Down There was an album destined for discussion. The swampy, warmed-over textures and downhearted lyrics opened up a world and perspective from Animal Collective‘s Avey Tare we didn’t expect, given the trippy optimism of his main project. As a deeply personal work, it opened a portal to the usually clouded emotional soul of his band’s canon. It certainly deserved some back story and explanation.
To procure one we dropped some quizzicals off in Avey’s direction. Charmingly, he answered. The result sits in words below…
musicOMH: Has it been nice to not be thinking about Animal Collective for a while?
Avey Tare: It’s been nice to have a break from touring. A lot of this year actually was spent working or thinking about Animal Collective stuff, but the past few months have been a nice break from thinking so much about music. To tell you the truth though I like to keep busy with music, or at least writing music, so it will be nice to get back into the flow of things with Animal Collective as well.
OMH: It seems right now that all the members of Animal Collective are out working on other projects. Is that something you planned while you were recording Merriweather Post Pavilion?
AT: No, not really. We just take time to go off and do what comes naturally to us in our spare time. It’s nice to not plan things so much like that, because Animal Collective has become such a planned beast and so much goes into it.
OMH: At what point did you know you wanted to write a solo album?
AT: I’ve been working on all the songs for some time. I guess I didn’t really know it would turn into an album until I had a collection of songs that made sense together. I think it’s really been a matter of actually having some time to put it all together. There’s been so much going on in my life that it’s been crazy.
OMH: Down There is definitely one of the darker albums from an Animal Collective member. How old are the songs on the album?
AT: I started thinking about the songs at the end of 2008.
OMH: A lot has been made of the album’s swampy textures, especially with the cover image. Is that something you were aiming for?
AT: Definitely. For about a year or year and a half I really wanted to make the record feel as swampy as possible.
OMH: You’re certainly singing a lot on Down There, but your voice is always warbled in one way or another – you’re never singing through a clear channel. What was the motivation behind that?
AT: It seemed to fit with the atmosphere and the song styles. The overall production style was way more electronic than other stuff i’ve worked on, and so i wanted the vocals to keep within that frame of sound. It also helped give the music a sort of broken feeling or an alien feeling. I wanted it to sound like ghosts singing.
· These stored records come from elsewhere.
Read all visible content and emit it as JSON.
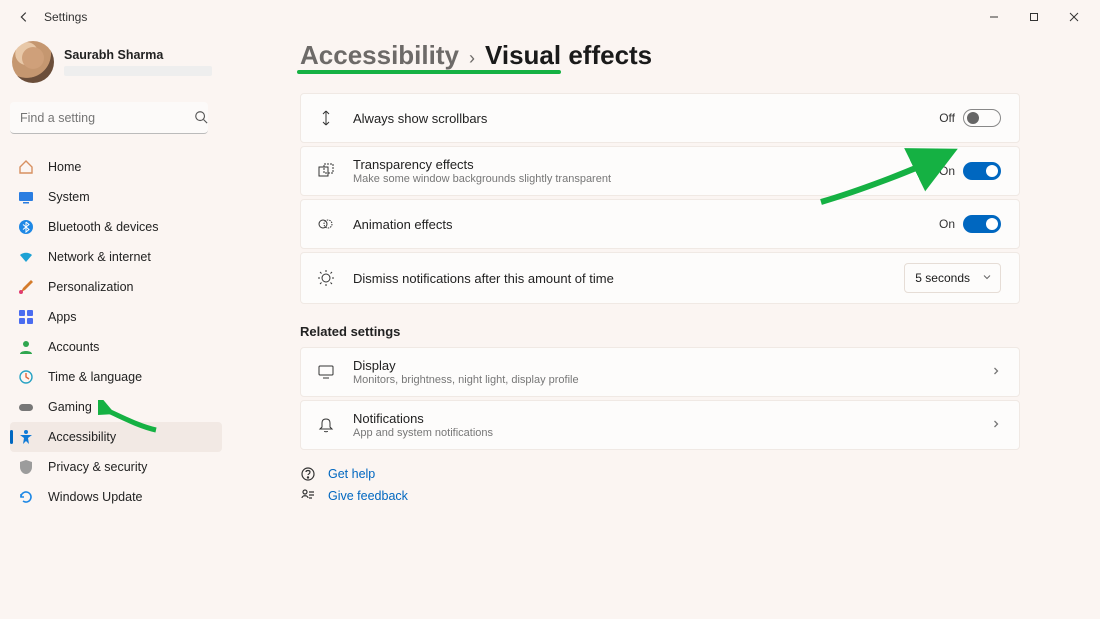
{
  "titlebar": {
    "title": "Settings"
  },
  "user": {
    "name": "Saurabh Sharma"
  },
  "search": {
    "placeholder": "Find a setting"
  },
  "nav": {
    "items": [
      {
        "label": "Home"
      },
      {
        "label": "System"
      },
      {
        "label": "Bluetooth & devices"
      },
      {
        "label": "Network & internet"
      },
      {
        "label": "Personalization"
      },
      {
        "label": "Apps"
      },
      {
        "label": "Accounts"
      },
      {
        "label": "Time & language"
      },
      {
        "label": "Gaming"
      },
      {
        "label": "Accessibility"
      },
      {
        "label": "Privacy & security"
      },
      {
        "label": "Windows Update"
      }
    ]
  },
  "breadcrumb": {
    "parent": "Accessibility",
    "sep": "›",
    "title": "Visual effects"
  },
  "settings": {
    "scrollbars": {
      "title": "Always show scrollbars",
      "state": "Off",
      "on": false
    },
    "transparency": {
      "title": "Transparency effects",
      "sub": "Make some window backgrounds slightly transparent",
      "state": "On",
      "on": true
    },
    "animation": {
      "title": "Animation effects",
      "state": "On",
      "on": true
    },
    "dismiss": {
      "title": "Dismiss notifications after this amount of time",
      "value": "5 seconds"
    }
  },
  "related": {
    "heading": "Related settings",
    "display": {
      "title": "Display",
      "sub": "Monitors, brightness, night light, display profile"
    },
    "notifications": {
      "title": "Notifications",
      "sub": "App and system notifications"
    }
  },
  "help": {
    "get_help": "Get help",
    "give_feedback": "Give feedback"
  },
  "colors": {
    "accent": "#0067c0",
    "annotation": "#15b143"
  }
}
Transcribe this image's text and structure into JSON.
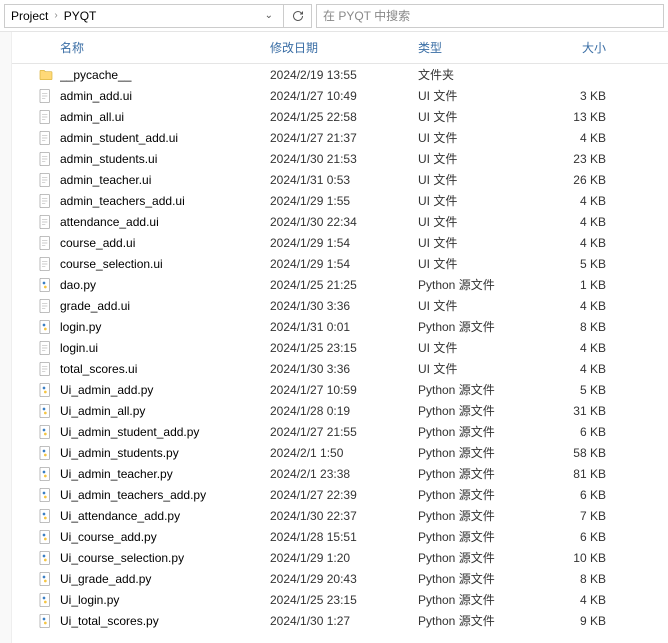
{
  "breadcrumb": {
    "parent": "Project",
    "current": "PYQT"
  },
  "search_placeholder": "在 PYQT 中搜索",
  "columns": {
    "name": "名称",
    "date": "修改日期",
    "type": "类型",
    "size": "大小"
  },
  "type_labels": {
    "folder": "文件夹",
    "ui": "UI 文件",
    "py": "Python 源文件"
  },
  "files": [
    {
      "name": "__pycache__",
      "date": "2024/2/19 13:55",
      "kind": "folder",
      "size": ""
    },
    {
      "name": "admin_add.ui",
      "date": "2024/1/27 10:49",
      "kind": "ui",
      "size": "3 KB"
    },
    {
      "name": "admin_all.ui",
      "date": "2024/1/25 22:58",
      "kind": "ui",
      "size": "13 KB"
    },
    {
      "name": "admin_student_add.ui",
      "date": "2024/1/27 21:37",
      "kind": "ui",
      "size": "4 KB"
    },
    {
      "name": "admin_students.ui",
      "date": "2024/1/30 21:53",
      "kind": "ui",
      "size": "23 KB"
    },
    {
      "name": "admin_teacher.ui",
      "date": "2024/1/31 0:53",
      "kind": "ui",
      "size": "26 KB"
    },
    {
      "name": "admin_teachers_add.ui",
      "date": "2024/1/29 1:55",
      "kind": "ui",
      "size": "4 KB"
    },
    {
      "name": "attendance_add.ui",
      "date": "2024/1/30 22:34",
      "kind": "ui",
      "size": "4 KB"
    },
    {
      "name": "course_add.ui",
      "date": "2024/1/29 1:54",
      "kind": "ui",
      "size": "4 KB"
    },
    {
      "name": "course_selection.ui",
      "date": "2024/1/29 1:54",
      "kind": "ui",
      "size": "5 KB"
    },
    {
      "name": "dao.py",
      "date": "2024/1/25 21:25",
      "kind": "py",
      "size": "1 KB"
    },
    {
      "name": "grade_add.ui",
      "date": "2024/1/30 3:36",
      "kind": "ui",
      "size": "4 KB"
    },
    {
      "name": "login.py",
      "date": "2024/1/31 0:01",
      "kind": "py",
      "size": "8 KB"
    },
    {
      "name": "login.ui",
      "date": "2024/1/25 23:15",
      "kind": "ui",
      "size": "4 KB"
    },
    {
      "name": "total_scores.ui",
      "date": "2024/1/30 3:36",
      "kind": "ui",
      "size": "4 KB"
    },
    {
      "name": "Ui_admin_add.py",
      "date": "2024/1/27 10:59",
      "kind": "py",
      "size": "5 KB"
    },
    {
      "name": "Ui_admin_all.py",
      "date": "2024/1/28 0:19",
      "kind": "py",
      "size": "31 KB"
    },
    {
      "name": "Ui_admin_student_add.py",
      "date": "2024/1/27 21:55",
      "kind": "py",
      "size": "6 KB"
    },
    {
      "name": "Ui_admin_students.py",
      "date": "2024/2/1 1:50",
      "kind": "py",
      "size": "58 KB"
    },
    {
      "name": "Ui_admin_teacher.py",
      "date": "2024/2/1 23:38",
      "kind": "py",
      "size": "81 KB"
    },
    {
      "name": "Ui_admin_teachers_add.py",
      "date": "2024/1/27 22:39",
      "kind": "py",
      "size": "6 KB"
    },
    {
      "name": "Ui_attendance_add.py",
      "date": "2024/1/30 22:37",
      "kind": "py",
      "size": "7 KB"
    },
    {
      "name": "Ui_course_add.py",
      "date": "2024/1/28 15:51",
      "kind": "py",
      "size": "6 KB"
    },
    {
      "name": "Ui_course_selection.py",
      "date": "2024/1/29 1:20",
      "kind": "py",
      "size": "10 KB"
    },
    {
      "name": "Ui_grade_add.py",
      "date": "2024/1/29 20:43",
      "kind": "py",
      "size": "8 KB"
    },
    {
      "name": "Ui_login.py",
      "date": "2024/1/25 23:15",
      "kind": "py",
      "size": "4 KB"
    },
    {
      "name": "Ui_total_scores.py",
      "date": "2024/1/30 1:27",
      "kind": "py",
      "size": "9 KB"
    }
  ]
}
OMH: It’s interesting how the last album you were involved with was about being happy with what you have, and here you’re singing lines like, “Shouldn’t I be content with what I got?” In a way it sounds like you’re not entirely convinced.
AT: Totally. The whole writing and recording process was parallel to me dealing with a lot of things going on in my mind. I was questioning a lot of things I’d come to believe, or was just realising. Music and life to me are similar in that they are an ongoing process of learning or a quest of discovery because everything is so transient. It’s not really about reaching a final point and saying that’s how it is. Things aren’t going to be great all the time. For me it’s more about laying out a map or guide. Things always changing. Sure, you learn a lot along the way, and come to have a new understanding of things, but whats’ interesting to me while working with music is showing the process, not really the outcome. The whole record represents my thought process.
OMH: You’ve said in a few interviews that Down There came from a ‘dark place’. Do you feel you needed to write these songs to exorcise any demons? Or to clear your head?
AT: In a way, yes.
OMH: Cemeteries sticks out in particular from the rest of the record simply because of how quiet and mystically peaceful it is. It still carries the melancholy tone. Where did that song come from?
AT: It definitely came from a mysterious place. Just the overall vibe of walking in a deserted cemetery is peaceful and beautiful, yet chilling and dark to me, so I wanted the song to feel that way. The song is also very sad to me but I think it’s just cause it makes me feel defeated. I was probably a bit sad when I wrote it. I remember when I was younger asking my brother why cemeteries never change, and him telling me that they are something we don’t really want to think about so much, and yet we’ve gotten to a place where we have to because they are so implanted in our culture that we keep making them and they grow. When I started to write the song it made me think of how it was sad that to some people cemeteries are a very sad or dark thing or something to turn away from. They’re this lingering image or reminder of death hanging over our heads. But to me as an environment they are also really beautiful, especially some of the older ones. They invoke ghosts and haunting merely my just being there and i like that.
OMH: Do you have any thoughts on the overall response to Down There?
AT: I’m happy people seem to be in to it.
OMH: Lastly, you’ve said before that you have no intentions of playing this material live. Is that still the case now that it’s out and people are listening to it?
AT: For now, yes.
Avey Tare’s album Down There is out now through Paw Tracks.